Among the revelations in the cache of documents leaked after the attack on HackingTeam was information about Netragard selling an exploit to the Italian maker of intrusion and surveillance software. The HackingTeam documents also showed that the company sold its products to a variety of customers associated with oppressive regimes, including Egypt and Ethiopia. In the last, HackingTeam officials had denied that they dealt with such customers, but the leaked emails and other documents from the attack earlier this month showed otherwise.
Now, CEO Adriel Desautels said the company has decided to end its exploit acquisition program altogether due to the ethical and political issues it involves.
We’ve decided to terminate our Exploit Acquisition Program (again). Our motivation for termination revolves around ethics, politics, and our primary business focus. The HackingTeam breach proved that we could not sufficiently vet the ethics and intentions of new buyers. HackingTeam unbeknownst to us until after their breach was clearly selling their technology to questionable parties, including but not limited to parties known for human rights violations.
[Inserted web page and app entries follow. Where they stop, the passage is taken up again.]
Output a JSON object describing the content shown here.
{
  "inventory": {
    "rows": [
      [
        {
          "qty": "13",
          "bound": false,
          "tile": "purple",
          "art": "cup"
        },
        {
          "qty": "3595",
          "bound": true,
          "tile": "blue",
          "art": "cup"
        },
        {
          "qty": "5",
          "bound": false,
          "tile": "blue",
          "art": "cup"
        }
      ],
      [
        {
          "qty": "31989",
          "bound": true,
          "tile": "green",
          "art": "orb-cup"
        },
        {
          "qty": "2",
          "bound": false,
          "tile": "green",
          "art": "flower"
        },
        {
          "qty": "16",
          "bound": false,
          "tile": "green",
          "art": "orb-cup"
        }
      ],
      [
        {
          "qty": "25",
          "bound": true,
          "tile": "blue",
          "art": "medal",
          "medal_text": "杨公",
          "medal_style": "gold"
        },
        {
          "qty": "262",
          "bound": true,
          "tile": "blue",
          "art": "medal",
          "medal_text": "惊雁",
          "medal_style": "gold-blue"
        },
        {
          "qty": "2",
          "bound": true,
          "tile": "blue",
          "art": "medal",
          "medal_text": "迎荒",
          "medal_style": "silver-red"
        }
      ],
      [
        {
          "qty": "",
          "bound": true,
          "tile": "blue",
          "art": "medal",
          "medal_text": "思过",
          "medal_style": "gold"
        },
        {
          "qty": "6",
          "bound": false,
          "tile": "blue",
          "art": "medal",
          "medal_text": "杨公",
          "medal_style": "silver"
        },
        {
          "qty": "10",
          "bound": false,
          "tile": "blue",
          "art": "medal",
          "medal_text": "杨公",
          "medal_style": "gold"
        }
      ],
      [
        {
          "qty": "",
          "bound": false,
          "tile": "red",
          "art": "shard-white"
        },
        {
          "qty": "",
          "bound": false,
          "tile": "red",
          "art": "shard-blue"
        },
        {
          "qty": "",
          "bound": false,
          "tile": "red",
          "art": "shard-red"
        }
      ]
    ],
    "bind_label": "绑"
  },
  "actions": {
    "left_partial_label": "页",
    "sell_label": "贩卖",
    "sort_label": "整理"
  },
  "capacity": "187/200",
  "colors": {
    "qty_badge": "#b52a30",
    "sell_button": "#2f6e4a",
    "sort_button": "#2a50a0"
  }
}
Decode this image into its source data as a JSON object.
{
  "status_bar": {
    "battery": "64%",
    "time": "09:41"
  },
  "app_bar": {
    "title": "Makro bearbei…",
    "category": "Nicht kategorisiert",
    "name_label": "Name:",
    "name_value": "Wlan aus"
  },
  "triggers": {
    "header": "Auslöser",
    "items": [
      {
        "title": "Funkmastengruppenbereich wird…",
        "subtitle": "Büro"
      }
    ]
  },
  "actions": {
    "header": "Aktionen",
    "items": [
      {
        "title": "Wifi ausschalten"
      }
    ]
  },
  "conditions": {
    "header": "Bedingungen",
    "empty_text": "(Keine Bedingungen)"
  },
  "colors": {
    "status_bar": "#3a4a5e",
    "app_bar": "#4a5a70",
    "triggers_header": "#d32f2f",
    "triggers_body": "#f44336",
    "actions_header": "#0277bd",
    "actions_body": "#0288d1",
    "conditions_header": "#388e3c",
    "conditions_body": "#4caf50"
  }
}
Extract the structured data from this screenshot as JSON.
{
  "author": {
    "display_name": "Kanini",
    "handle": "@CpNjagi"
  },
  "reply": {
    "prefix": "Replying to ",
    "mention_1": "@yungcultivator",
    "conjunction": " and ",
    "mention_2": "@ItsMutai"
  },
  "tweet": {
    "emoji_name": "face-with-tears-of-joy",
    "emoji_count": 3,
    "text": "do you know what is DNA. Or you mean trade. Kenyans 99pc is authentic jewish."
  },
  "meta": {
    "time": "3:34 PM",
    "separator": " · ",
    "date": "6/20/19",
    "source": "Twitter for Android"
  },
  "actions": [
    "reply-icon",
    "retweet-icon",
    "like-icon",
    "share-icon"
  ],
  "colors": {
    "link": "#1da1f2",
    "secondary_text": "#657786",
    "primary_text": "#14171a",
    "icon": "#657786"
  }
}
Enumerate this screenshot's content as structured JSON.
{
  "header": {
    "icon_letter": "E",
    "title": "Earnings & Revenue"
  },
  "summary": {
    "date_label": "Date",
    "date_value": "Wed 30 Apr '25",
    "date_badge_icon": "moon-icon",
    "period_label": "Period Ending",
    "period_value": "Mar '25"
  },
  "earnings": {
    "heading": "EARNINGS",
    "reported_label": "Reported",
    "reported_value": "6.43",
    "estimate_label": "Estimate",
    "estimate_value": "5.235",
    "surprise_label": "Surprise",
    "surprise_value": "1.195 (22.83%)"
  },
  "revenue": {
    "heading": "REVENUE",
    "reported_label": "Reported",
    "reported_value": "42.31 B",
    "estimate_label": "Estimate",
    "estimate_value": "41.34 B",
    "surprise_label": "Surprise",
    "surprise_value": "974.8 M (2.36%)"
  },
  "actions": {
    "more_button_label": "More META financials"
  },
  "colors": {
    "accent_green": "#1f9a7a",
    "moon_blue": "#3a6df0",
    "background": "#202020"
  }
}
While it is not a vendors responsibility to control what a buyer does with the acquired product, HackingTeam’s exposed customer list is unacceptable to us. The ethics of that are appalling and we want nothing to do with it,” he said in a blog post over the weekend.